WHAT YOU ARE ASKED TO DO -> Copy every record that follows, word for word.

DATA IN THIS EXERCISE ->
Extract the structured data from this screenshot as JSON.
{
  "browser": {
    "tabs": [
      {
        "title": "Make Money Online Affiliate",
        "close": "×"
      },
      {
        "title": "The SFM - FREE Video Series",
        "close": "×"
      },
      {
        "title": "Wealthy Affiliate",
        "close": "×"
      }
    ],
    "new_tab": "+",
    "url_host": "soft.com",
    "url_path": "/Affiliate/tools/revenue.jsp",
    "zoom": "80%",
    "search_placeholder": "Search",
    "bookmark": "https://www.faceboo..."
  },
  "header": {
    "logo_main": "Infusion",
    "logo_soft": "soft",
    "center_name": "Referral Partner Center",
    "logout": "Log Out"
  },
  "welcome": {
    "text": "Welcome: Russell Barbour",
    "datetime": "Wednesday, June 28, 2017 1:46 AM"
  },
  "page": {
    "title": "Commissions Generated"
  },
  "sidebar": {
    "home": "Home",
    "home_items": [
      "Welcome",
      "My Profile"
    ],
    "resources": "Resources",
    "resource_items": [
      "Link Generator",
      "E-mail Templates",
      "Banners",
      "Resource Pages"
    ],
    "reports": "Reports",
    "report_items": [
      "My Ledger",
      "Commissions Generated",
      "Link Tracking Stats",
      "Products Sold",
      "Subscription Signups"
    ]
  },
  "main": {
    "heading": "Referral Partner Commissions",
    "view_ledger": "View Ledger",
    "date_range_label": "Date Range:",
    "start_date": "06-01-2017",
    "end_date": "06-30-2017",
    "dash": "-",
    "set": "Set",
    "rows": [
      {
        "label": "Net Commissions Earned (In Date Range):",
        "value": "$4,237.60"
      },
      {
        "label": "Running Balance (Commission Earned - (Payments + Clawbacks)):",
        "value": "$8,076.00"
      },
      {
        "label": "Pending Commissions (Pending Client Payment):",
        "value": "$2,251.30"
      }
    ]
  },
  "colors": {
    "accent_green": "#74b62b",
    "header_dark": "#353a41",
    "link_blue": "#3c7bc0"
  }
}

REPLY TO THE TASK ->
Extract the structured data from this screenshot as JSON.
{
  "browser": {
    "tabs": [
      {
        "title": "Make Money Online Affiliate",
        "close": "×"
      },
      {
        "title": "The SFM - FREE Video Series",
        "close": "×"
      },
      {
        "title": "Wealthy Affiliate",
        "close": "×"
      }
    ],
    "new_tab": "+",
    "url_host": "soft.com",
    "url_path": "/Affiliate/tools/revenue.jsp",
    "zoom": "80%",
    "search_placeholder": "Search",
    "bookmark": "https://www.faceboo..."
  },
  "header": {
    "logo_main": "Infusion",
    "logo_soft": "soft",
    "center_name": "Referral Partner Center",
    "logout": "Log Out"
  },
  "welcome": {
    "text": "Welcome: Russell Barbour",
    "datetime": "Wednesday, June 28, 2017 1:46 AM"
  },
  "page": {
    "title": "Commissions Generated"
  },
  "sidebar": {
    "home": "Home",
    "home_items": [
      "Welcome",
      "My Profile"
    ],
    "resources": "Resources",
    "resource_items": [
      "Link Generator",
      "E-mail Templates",
      "Banners",
      "Resource Pages"
    ],
    "reports": "Reports",
    "report_items": [
      "My Ledger",
      "Commissions Generated",
      "Link Tracking Stats",
      "Products Sold",
      "Subscription Signups"
    ]
  },
  "main": {
    "heading": "Referral Partner Commissions",
    "view_ledger": "View Ledger",
    "date_range_label": "Date Range:",
    "start_date": "06-01-2017",
    "end_date": "06-30-2017",
    "dash": "-",
    "set": "Set",
    "rows": [
      {
        "label": "Net Commissions Earned (In Date Range):",
        "value": "$4,237.60"
      },
      {
        "label": "Running Balance (Commission Earned - (Payments + Clawbacks)):",
        "value": "$8,076.00"
      },
      {
        "label": "Pending Commissions (Pending Client Payment):",
        "value": "$2,251.30"
      }
    ]
  },
  "colors": {
    "accent_green": "#74b62b",
    "header_dark": "#353a41",
    "link_blue": "#3c7bc0"
  }
}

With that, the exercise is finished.